Once you are done removing items, you need to prepare the subfloor. Remember that a flat and level subfloor is required for the best finish. So, if you notice any water-related damage near the sink, toilet, and tub, it is best to replace the subfloor. A tongue and groove plywood around ¾ inch will be good enough if you are replacing the entire subfloor.

For minor dips or low spots, use floor leveling compound and let it cure before you go to the next step.

2. Time to install the tile membrane

Use a tape to measure the area of your bathroom floor and then use an indelible marker to make the measurements on the off-site uncoupling tile membrane. After that, cut the membrane. Then skim the thin-set grout to prepare the subfloor followed by pressing the membrane into the still wet thin-set.

Press firm to make the membrane seat properly and then wait for a day to let the thin-set and membrane bond.

3. Plan the layout

You can go for brickwork, grid, or diagonal depending on the style and size of your bathroom. Using laser level or chalk snap line, draw a line in the center of the room. Find out the center point with the help of measuring tape.

4. Time to dry-fit

For dry-fitting the tile, it is ideal to start working from the center and then carefully work outwards. The sections of the room most visible must contain full-size tiles. You can do the experiment with various positions to get the desired outcome.

5. The door jambs should be cut
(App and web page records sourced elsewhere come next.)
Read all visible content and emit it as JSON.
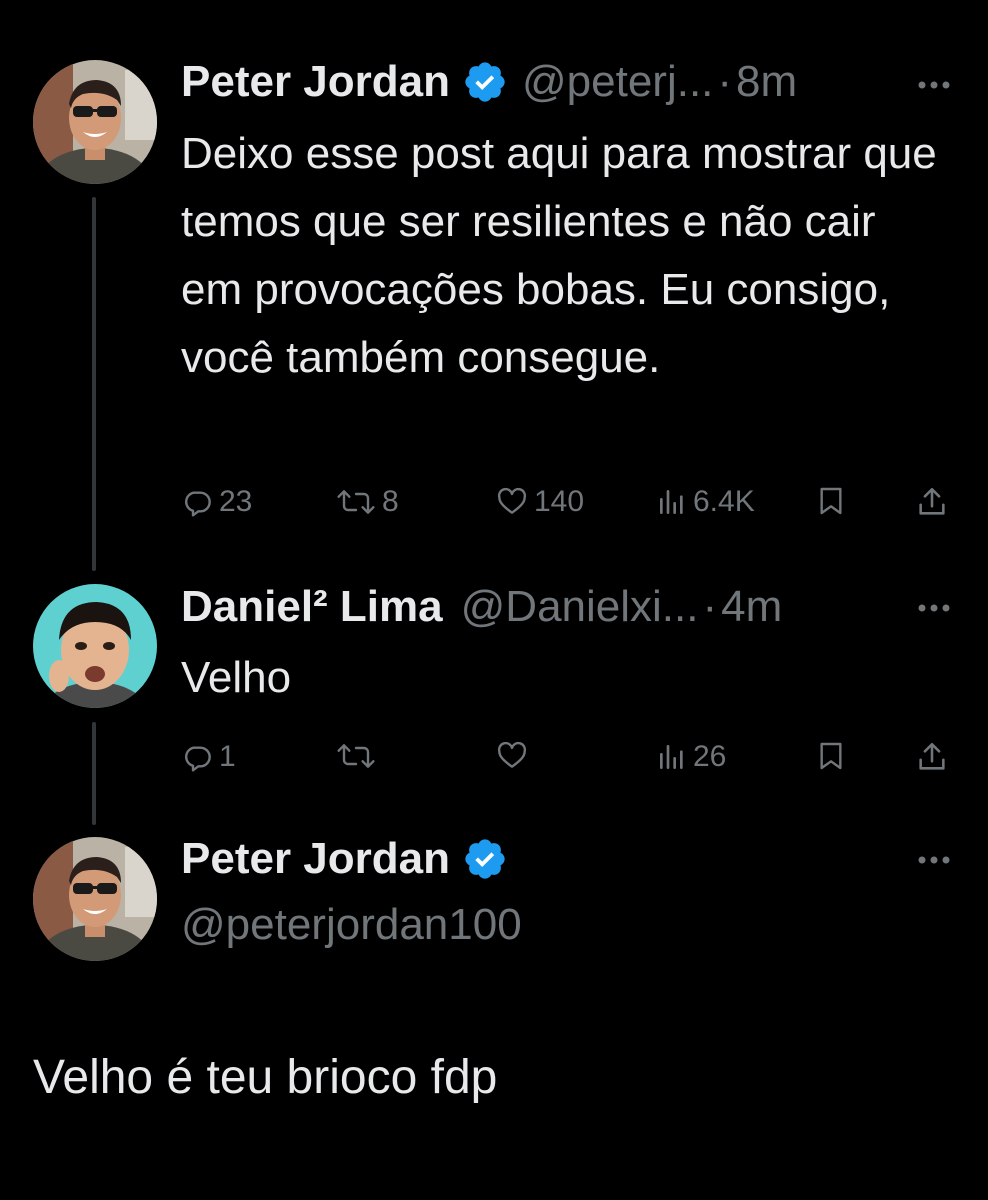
{
  "tweet1": {
    "author": "Peter Jordan",
    "handle": "@peterj...",
    "separator": "·",
    "time": "8m",
    "text": "Deixo esse post aqui para mostrar que temos que ser resilientes e não cair em provocações bobas. Eu consigo, você também consegue.",
    "replies": "23",
    "reposts": "8",
    "likes": "140",
    "views": "6.4K",
    "verified": true
  },
  "tweet2": {
    "author": "Daniel² Lima",
    "handle": "@Danielxi...",
    "separator": "·",
    "time": "4m",
    "text": "Velho",
    "replies": "1",
    "views": "26",
    "verified": false
  },
  "tweet3": {
    "author": "Peter Jordan",
    "handle": "@peterjordan100",
    "verified": true
  },
  "reply_text": "Velho é teu brioco fdp",
  "colors": {
    "background": "#000000",
    "primary_text": "#e7e9ea",
    "secondary_text": "#71767b",
    "verified_blue": "#1d9bf0",
    "thread_line": "#333639"
  },
  "icons": {
    "reply": "reply-icon",
    "repost": "repost-icon",
    "like": "heart-icon",
    "views": "views-icon",
    "bookmark": "bookmark-icon",
    "share": "share-icon",
    "more": "more-icon",
    "verified": "verified-badge-icon"
  }
}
If you have removed the door jambs at the very beginning, then you can omit this step. But if you haven’t done that, then you can have them cut now. For that, take a thin cardboard spacer and then lay a tile with it under a tile. Using a pencil do the markings on the door jambs. After that, remove the spacer and the tile, and then using the multi-tool cut the door jambs.
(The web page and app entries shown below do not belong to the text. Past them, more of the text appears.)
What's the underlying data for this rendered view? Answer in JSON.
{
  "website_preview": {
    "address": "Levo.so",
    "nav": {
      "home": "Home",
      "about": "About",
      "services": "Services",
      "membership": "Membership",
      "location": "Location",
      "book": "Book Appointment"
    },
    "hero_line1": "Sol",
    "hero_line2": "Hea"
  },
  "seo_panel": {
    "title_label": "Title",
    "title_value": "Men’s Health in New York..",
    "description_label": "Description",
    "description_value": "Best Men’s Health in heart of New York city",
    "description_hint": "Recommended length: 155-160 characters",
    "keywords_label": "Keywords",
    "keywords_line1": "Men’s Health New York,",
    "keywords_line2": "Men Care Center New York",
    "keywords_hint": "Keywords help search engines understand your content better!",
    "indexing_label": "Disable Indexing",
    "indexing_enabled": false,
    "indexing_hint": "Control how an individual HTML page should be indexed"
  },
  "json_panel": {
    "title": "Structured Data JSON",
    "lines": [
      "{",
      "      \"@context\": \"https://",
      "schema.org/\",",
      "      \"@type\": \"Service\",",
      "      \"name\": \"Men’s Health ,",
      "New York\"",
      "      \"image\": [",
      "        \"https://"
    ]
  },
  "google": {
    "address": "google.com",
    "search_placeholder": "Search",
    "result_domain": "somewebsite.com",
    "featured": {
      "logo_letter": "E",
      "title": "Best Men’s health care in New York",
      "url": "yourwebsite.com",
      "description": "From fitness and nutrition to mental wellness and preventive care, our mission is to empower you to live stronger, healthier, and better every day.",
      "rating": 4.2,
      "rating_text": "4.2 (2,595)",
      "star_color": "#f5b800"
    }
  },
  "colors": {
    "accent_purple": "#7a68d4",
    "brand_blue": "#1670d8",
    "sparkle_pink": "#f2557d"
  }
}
6. Fill the tile membrane with mortar

Take a bucket and mix the thin-set. After that, using the un-notched straight side of the trowel, fill the membrane with mortar.

7. Time for installation

Spread thin-set mortar over the floor using the trowel’s notched side. Make sure you work on small portions at a time like around 2 ft by 2 ft. Do not miss the backside of the tile when you are buttering it with a thin set. Firmly press the tile on the floor. Use tile spacers when you are moving to the other adjacent tiles.

8. Cut the tiles as needed

You need to cut the tiles as required. For edge tiles, you can use the wet tile saw or rail tile cutter. For field tiles for example, for the toilet, a tile nipper is perfect.

9. Wait for the tile to set and then apply the grout

Usually, it takes 1-2 days for the tiles to set completely. You can follow the manufacturer’s instructions to know the recommended wait period. Once the tiles are set, mix the grout and then use a rubber grout float to apply it. The float must be pulled towards you and in a diagonal manner across the tiles.

10. Remove the grout haze and seal

You should wait for the grout to cure. For this, also you can check the recommended time. After that, add grout haze remover with cool water. Use a sponge to clean any remaining haze from the surface of the tiles.

Once the tiles dry, seal using a grout sealer. This is important as it prevents water from seeping underneath through the seams.

A word of advice

Many a time, a building permit is required for remodeling homes and in some areas installing bathroom tiles comes with several permit requirements and building codes. So, to avoid any confusion later, we suggest you take all the necessary information from your local permit office.